At Shepherds’ Field, near Bethlehem, Barluzzi shaped the church like a tent of the type shepherds used in Jesus’ time, with light streaming through the dome to represent the angels who — hark! — announced the birth of the Messiah.
The alabaster windows of the church of All Nations are dark, allowing in only minimal light, to recall the darkness of the night of Jesus’ arrest.
Further up on the Mount of Olives, the church of Dominus Flevit (The Lord Wept) takes the shape of a tear. In its window, a cross is positioned to loom over the Temple Mount, whose destruction Jesus predicted.
And so it goes on. It is rare that architecture prompts us to reflection and prayer.
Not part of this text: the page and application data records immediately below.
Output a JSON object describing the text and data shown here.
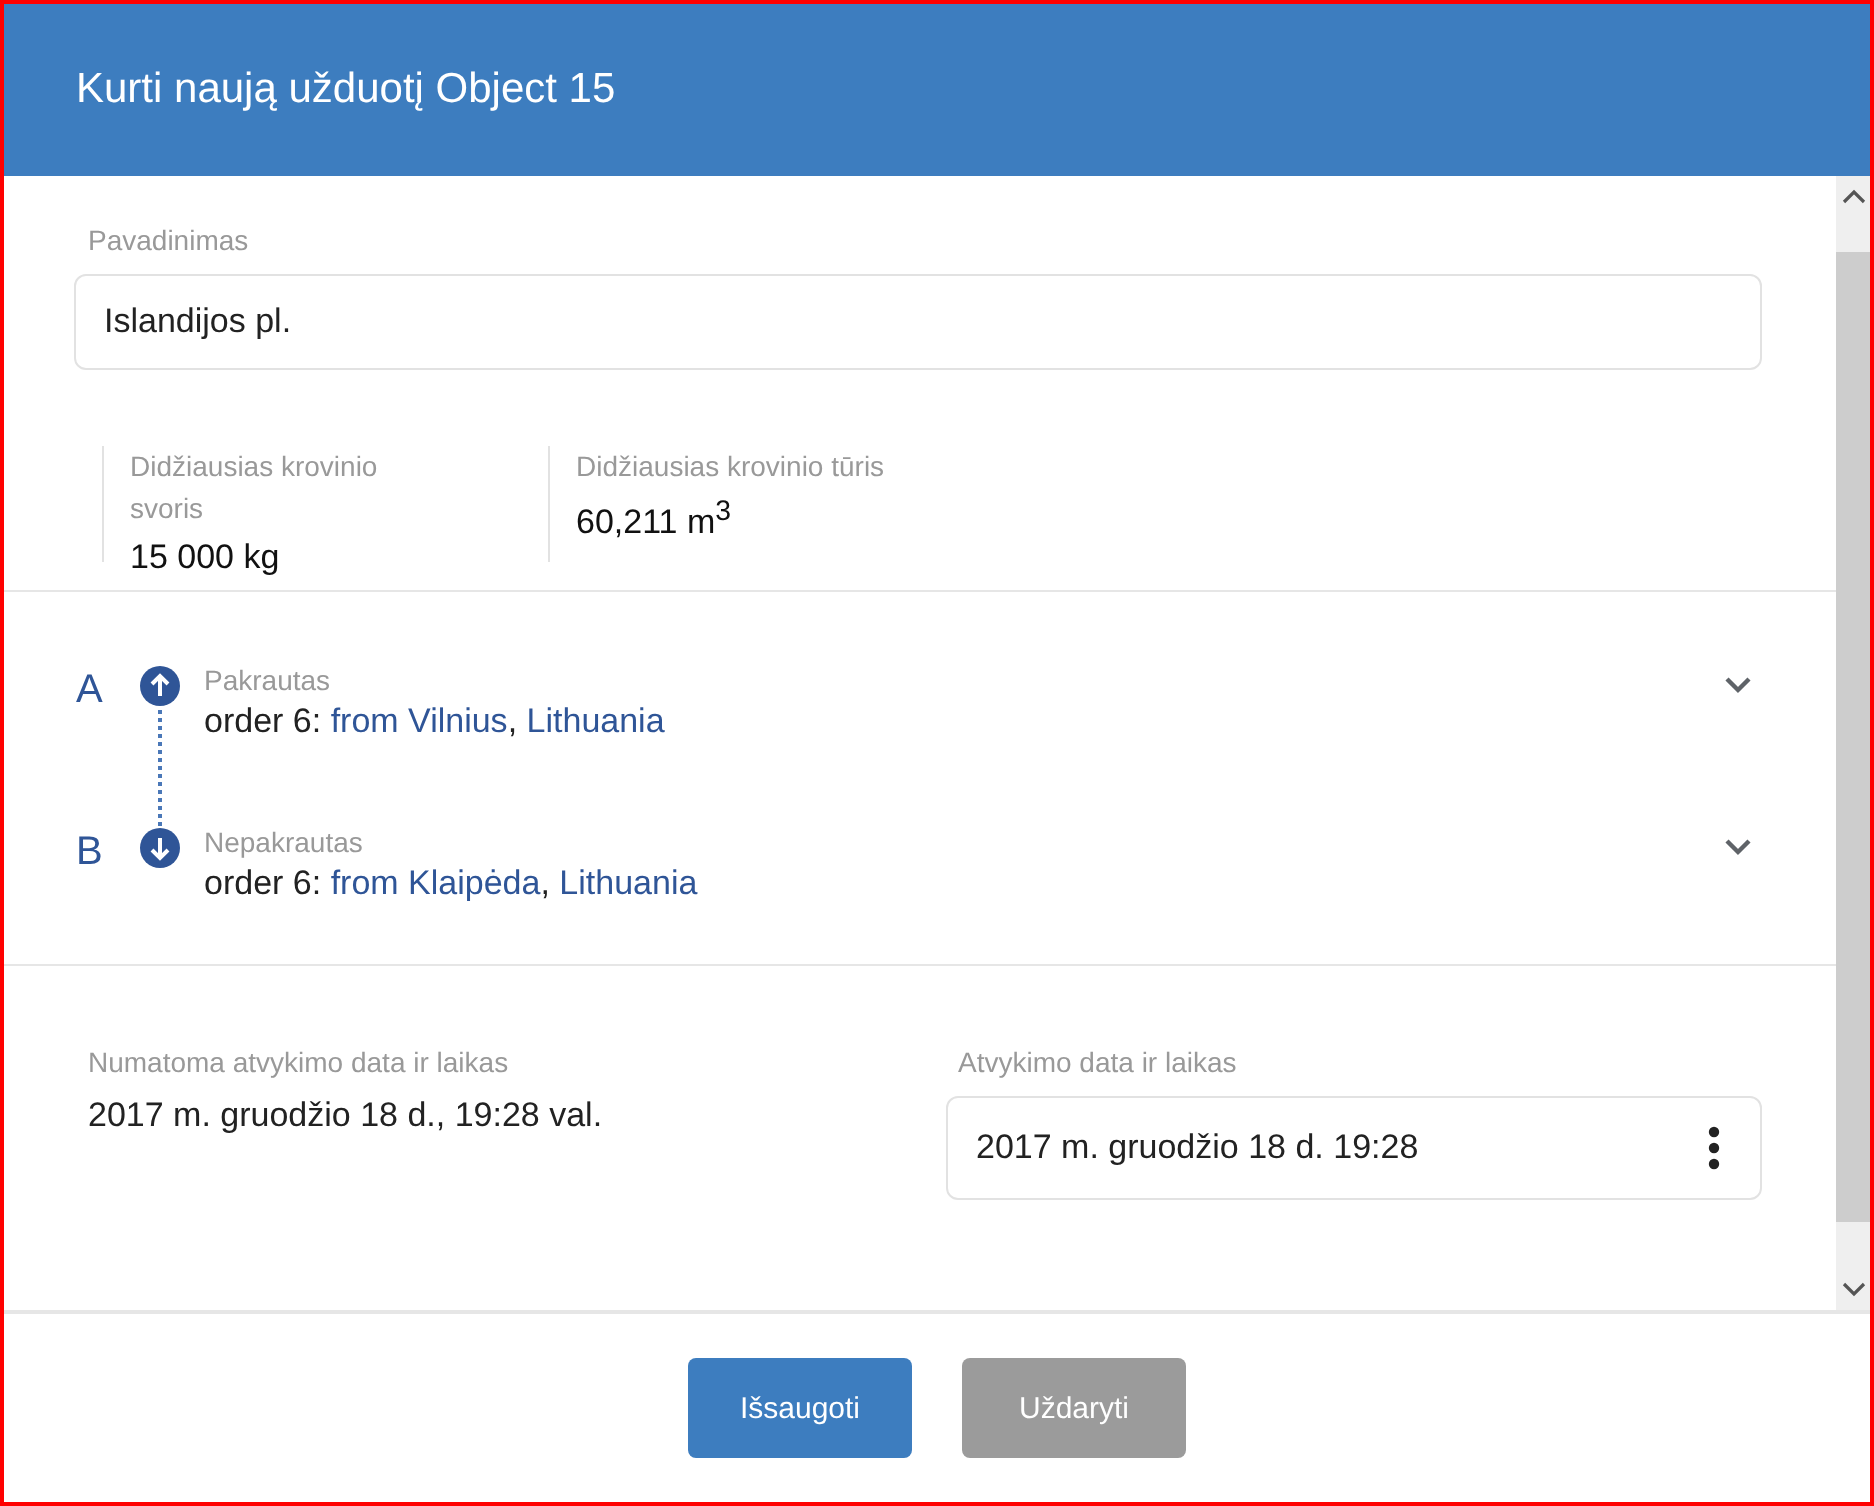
{
  "dialog": {
    "title": "Kurti naują užduotį Object 15"
  },
  "name_field": {
    "label": "Pavadinimas",
    "value": "Islandijos pl."
  },
  "stats": [
    {
      "label": "Didžiausias krovinio svoris",
      "value": "15 000 kg"
    },
    {
      "label": "Didžiausias krovinio tūris",
      "value": "60,211 m$^{3}$"
    }
  ],
  "stops": [
    {
      "letter": "A",
      "kind": "load",
      "status": "Pakrautas",
      "prefix": "order 6:",
      "place": "from Vilnius",
      "separator": ",",
      "country": "Lithuania",
      "expanded": false
    },
    {
      "letter": "B",
      "kind": "unload",
      "status": "Nepakrautas",
      "prefix": "order 6:",
      "place": "from Klaipėda",
      "separator": ",",
      "country": "Lithuania",
      "expanded": false
    }
  ],
  "estimated": {
    "label": "Numatoma atvykimo data ir laikas",
    "value": "2017 m. gruodžio 18 d., 19:28 val."
  },
  "arrival": {
    "label": "Atvykimo data ir laikas",
    "value": "2017 m. gruodžio 18 d. 19:28"
  },
  "buttons": [
    {
      "label": "Išsaugoti",
      "kind": "primary"
    },
    {
      "label": "Uždaryti",
      "kind": "secondary"
    }
  ]
}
The genius Barluzzi accomplished this.
There are many memorable highlights on a pilgrimage: sailing on the Sea of Galilee; the renewal of wedding vows in Cana and baptismal promises at the Jordan River (hopefully at the authentic site in the desert, not Yardenit, the commercial theme park near the Sea of Galilee); walking the Via Dolorosa in Jerusalem, and so on.
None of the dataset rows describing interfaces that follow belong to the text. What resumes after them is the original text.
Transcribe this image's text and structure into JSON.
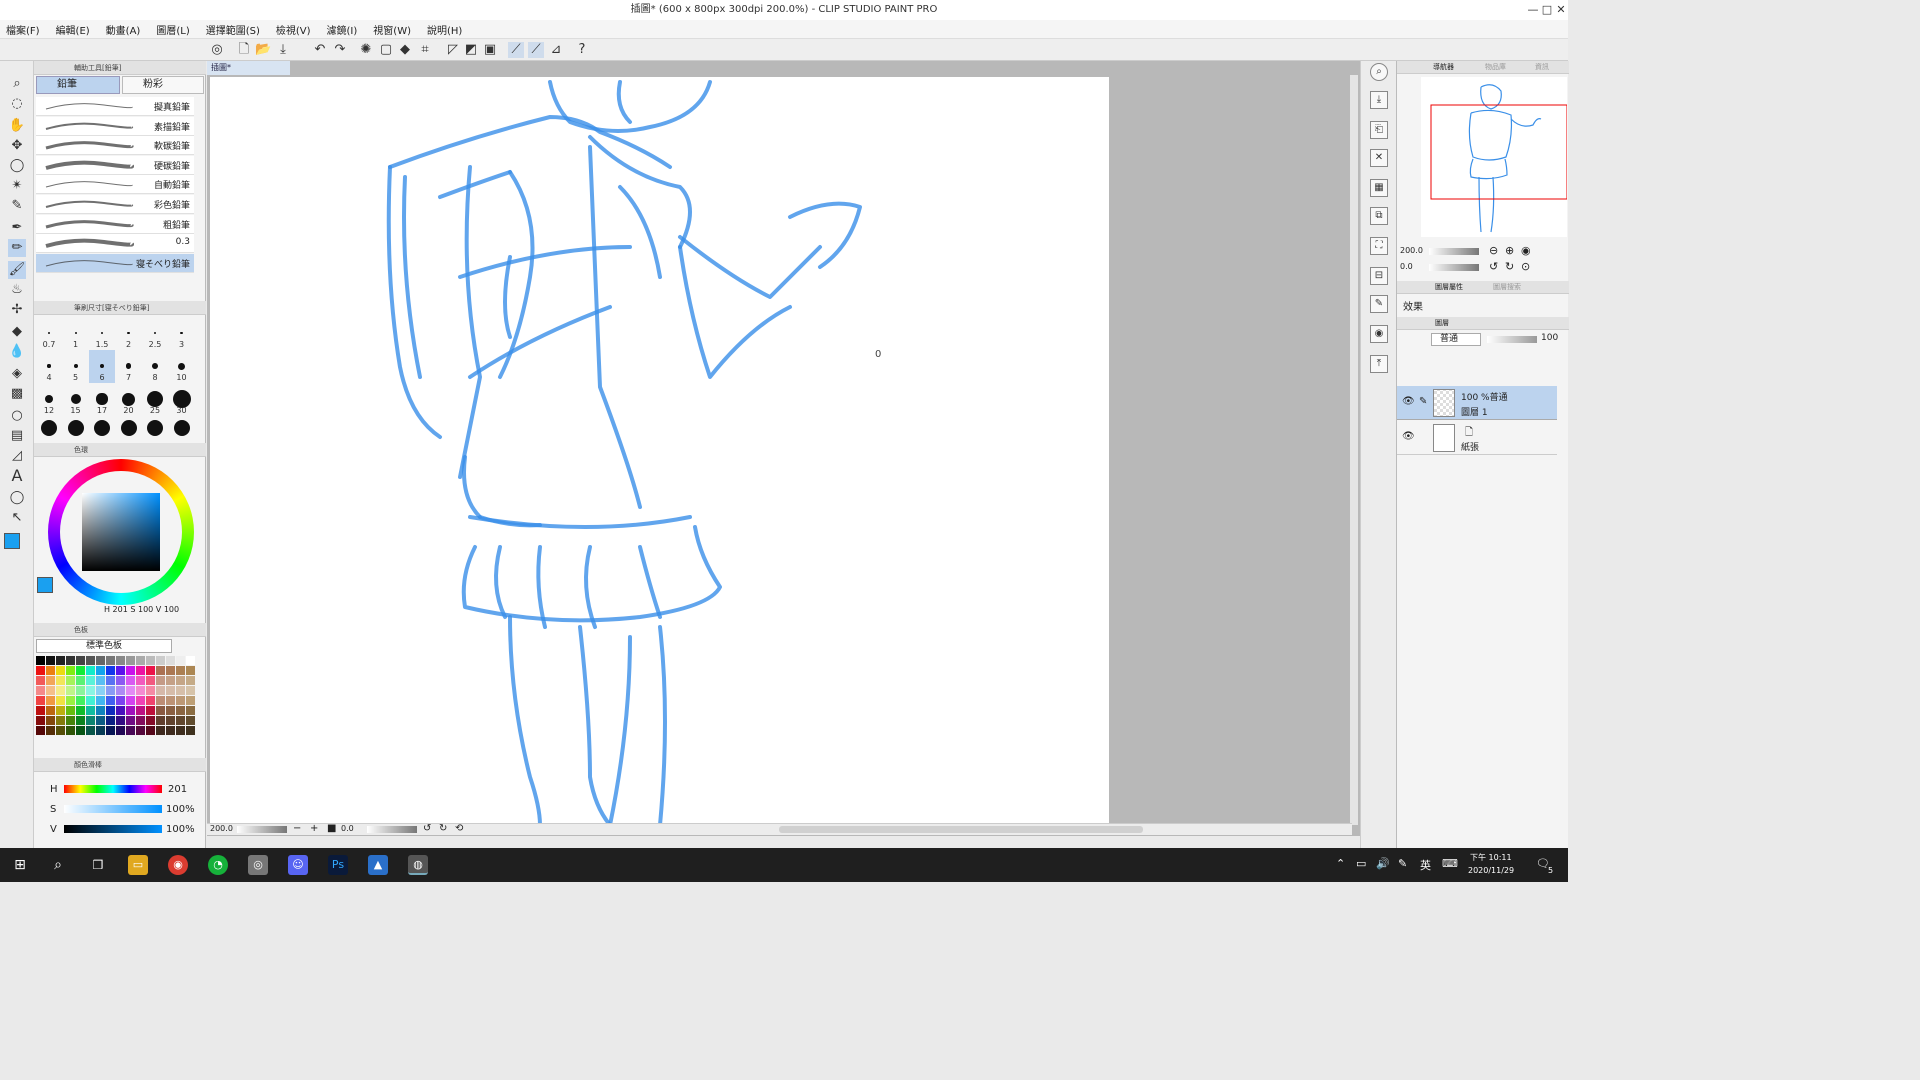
{
  "window": {
    "title": "插圖* (600 x 800px 300dpi 200.0%) - CLIP STUDIO PAINT PRO",
    "minimize": "—",
    "maximize": "□",
    "close": "✕"
  },
  "menu": [
    "檔案(F)",
    "編輯(E)",
    "動畫(A)",
    "圖層(L)",
    "選擇範圍(S)",
    "檢視(V)",
    "濾鏡(I)",
    "視窗(W)",
    "說明(H)"
  ],
  "subtool": {
    "header": "輔助工具[鉛筆]",
    "tab_pencil": "鉛筆",
    "tab_pastel": "粉彩",
    "brushes": [
      "擬真鉛筆",
      "素描鉛筆",
      "軟碳鉛筆",
      "硬碳鉛筆",
      "自動鉛筆",
      "彩色鉛筆",
      "粗鉛筆",
      "0.3",
      "寝そべり鉛筆"
    ]
  },
  "brush_size": {
    "header": "筆刷尺寸[寝そべり鉛筆]",
    "sizes": [
      "0.7",
      "1",
      "1.5",
      "2",
      "2.5",
      "3",
      "4",
      "5",
      "6",
      "7",
      "8",
      "10",
      "12",
      "15",
      "17",
      "20",
      "25",
      "30"
    ]
  },
  "color_wheel": {
    "header": "色環",
    "readout": "H 201 S 100 V 100",
    "main_color": "#1aa0f0",
    "sub_color": "#ffffff"
  },
  "palette": {
    "header": "色板",
    "selected": "標準色板"
  },
  "sliders": {
    "header": "顏色滑棒",
    "h_label": "H",
    "h_value": "201",
    "s_label": "S",
    "s_value": "100%",
    "v_label": "V",
    "v_value": "100%"
  },
  "canvas": {
    "tab": "插圖*",
    "zoom": "200.0",
    "rotation": "0.0",
    "stroke_color": "#3a8fe8"
  },
  "navigator": {
    "tabs": [
      "導航器",
      "物品庫",
      "資訊"
    ],
    "zoom": "200.0",
    "rotation": "0.0"
  },
  "layer_property": {
    "tabs": [
      "圖層屬性",
      "圖層搜索"
    ],
    "effect": "效果"
  },
  "layers": {
    "tab": "圖層",
    "blend": "普通",
    "opacity": "100",
    "items": [
      {
        "mode": "100 %普通",
        "name": "圖層 1"
      },
      {
        "mode": "",
        "name": "紙張"
      }
    ]
  },
  "taskbar": {
    "time_ampm": "下午 10:11",
    "date": "2020/11/29",
    "ime": "英",
    "notify_count": "5"
  }
}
But always at the centre on pilgrimage is the Mass. And it is special to have Mass in the places where the events we know from Scripture actually took place.
Who among our group will forget the Mass in the church of All Nations, sitting around the Rock of the Agony on which Jesus prayed and sweated blood before his arrest in the Garden of Gethsemane?
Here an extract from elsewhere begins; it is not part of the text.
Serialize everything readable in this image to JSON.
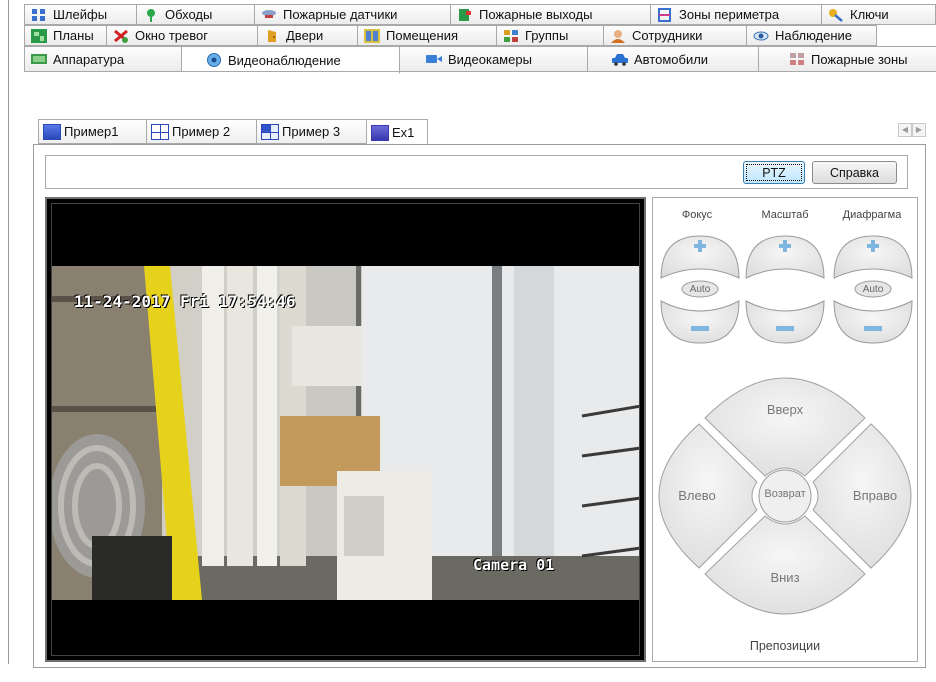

This church, more than any other, is where pilgrims can bring in prayer their deepest fears and most burning concerns to God. This is a place where we can draw solace and strength.
Of all the places where we had Mass, I think it is safe to say, every member of our group will remember one that was celebrated outside a church.
There are several outdoor Mass sites around the Sea of Galilee. I have had the joy of Mass in the Dalmanutha site behind the church of the Multiplication at Tabgha, and many times in the amphitheatre at the nearby church of Peter’s Primacy. These are wonderful.
Lately, the Franciscans at Capernaum have set up an outdoor Mass site right on the shore of the lake. I suspect they were prompted by the need to accommodate the increasing numbers of pilgrims who come in the high seasons (there is also a lovely outdoor Mass site on the Mount of Beatitudes).
Our Mass at that spot was extraordinarily beautiful.
Behind us was the house of St Peter. The waves of the lake lapped gently on the shore. Fr Russell Pollitt SJ, our spiritual director, was bathed in an amber glow created by the canopy that protects the pilgrims from the elements. Our group was in good voice. I think we all experienced the physical presence of Christ among us…
It was one of those Masses which all who were there will never forget. Some were moved to tears by the experience.
Nobody who took part in this pilgrimage will ever forget this journey. Everybody in the group will have been transformed by the experience and the graces it created, in their own ways and maybe even in ways that they cannot quite define.
Like all pilgrims before them, every time they read or hear the Gospel, they will be transported back to the Holy Land — the Fifth Gospel.